occurs for relatively short periods of time since it is exponentially

> So it is with bipedalism. You cannot argue that bipedalism evolved
> because
> human bipedalism is more efficient, by whatever measure, than
> knucklewalking.

It isn't. It's also no less efficient (Bishop-Cannings Theorem).
Interestingly, we lack evidence that knuckle-walking is as old as
bipedalism. Side question: what _did_ those Miocene ground apes _do_ on
the ground???

> For the purposes of the discussion, we can ignore small burrowing mammals,
> fully arboreal primates, spiny porcupines and the like. That said, we are
> left
> with animals that can:
> (i) run fast enough and long enough to stay ahead of predators,
> e.g. antelopes, zebras etc.
> (ii) are too large for predators to tackle
> e.g. rhinos
> (iii) have a social organisation that allows them to fend off predators
> e.g. chimpanzees and baboons.
> (iv) can run off to the nearest trees and climb rapidly
> e.g. baboons
> Human ancestors could be presumed to adopt some combination of (iii)
> and (iv). However, that supposition presents a number of problems.
> Firstly, none of the other primates that adopt such a strategy has evolved
> any of the human oddities such as bipedalism, hairlessness, sweating,
> and subcutaneous fat. Secondly, it fails to address the problem of
> disadvantageous intermediates. The ape in transition between a quadrupedal
> gait and a bipedal gait would be slower than the ape at either side of the
> transition. It's obvious that the last ape to reach the safety of a tree
> would be
> the first one eaten.

The large ground-dwelling primates (Gorilla, Theropithecus,
Gigantopithecus, and Archaeolemur) appear to have evolved a 'sitting'
strategy.
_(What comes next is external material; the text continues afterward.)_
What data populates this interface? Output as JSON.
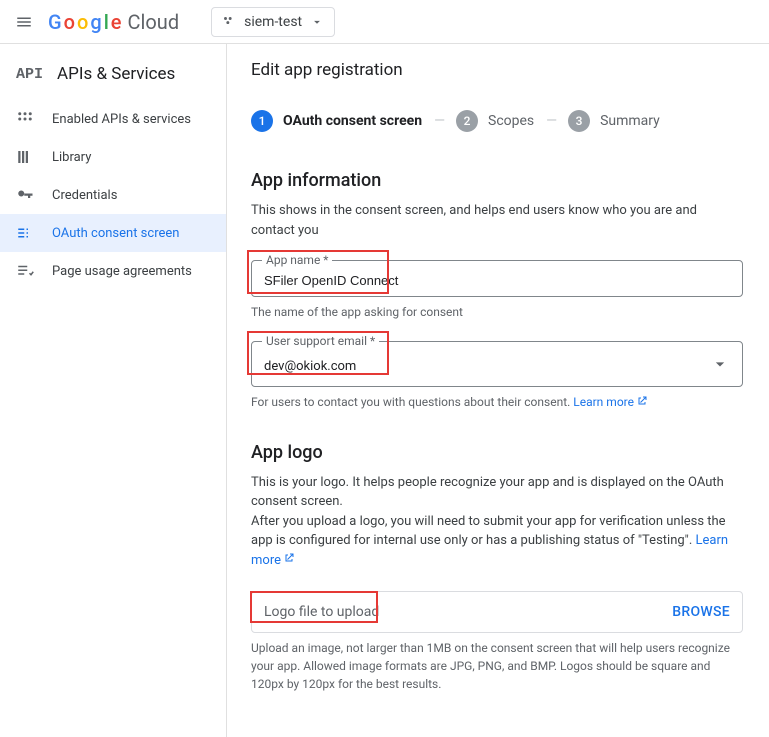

Basically, they sat down to eat, and often moved from place to
place by 'scooting' quadrupedally on their arse. That's hardly as fast a
movement strategy as bipedalism. A bipedal ape would have been the first
one to _see_ the threat or opportunity, and so could have been the _first_
one to reach the tree or the food.

> >
> >Pa> Food gathering? Lots of problems with disadvantageous intermediate
> >Pa> forms.

Interestingly, the cercopithecines and colobines are believed to have been
originally terrestrial quadrupeds with arboreal skills. Their solution to
the food gathering problem was cheek pouches. Only in the largest forms do
we see full terrestrialism and loss of the cheek pouches. Holding food in
the hands or in the cheeks both work.


Harry Erwin
Home Page: (try again if necessary)
PhD student in comp neurosci: "Glitches happen" & "Meaning is emotional"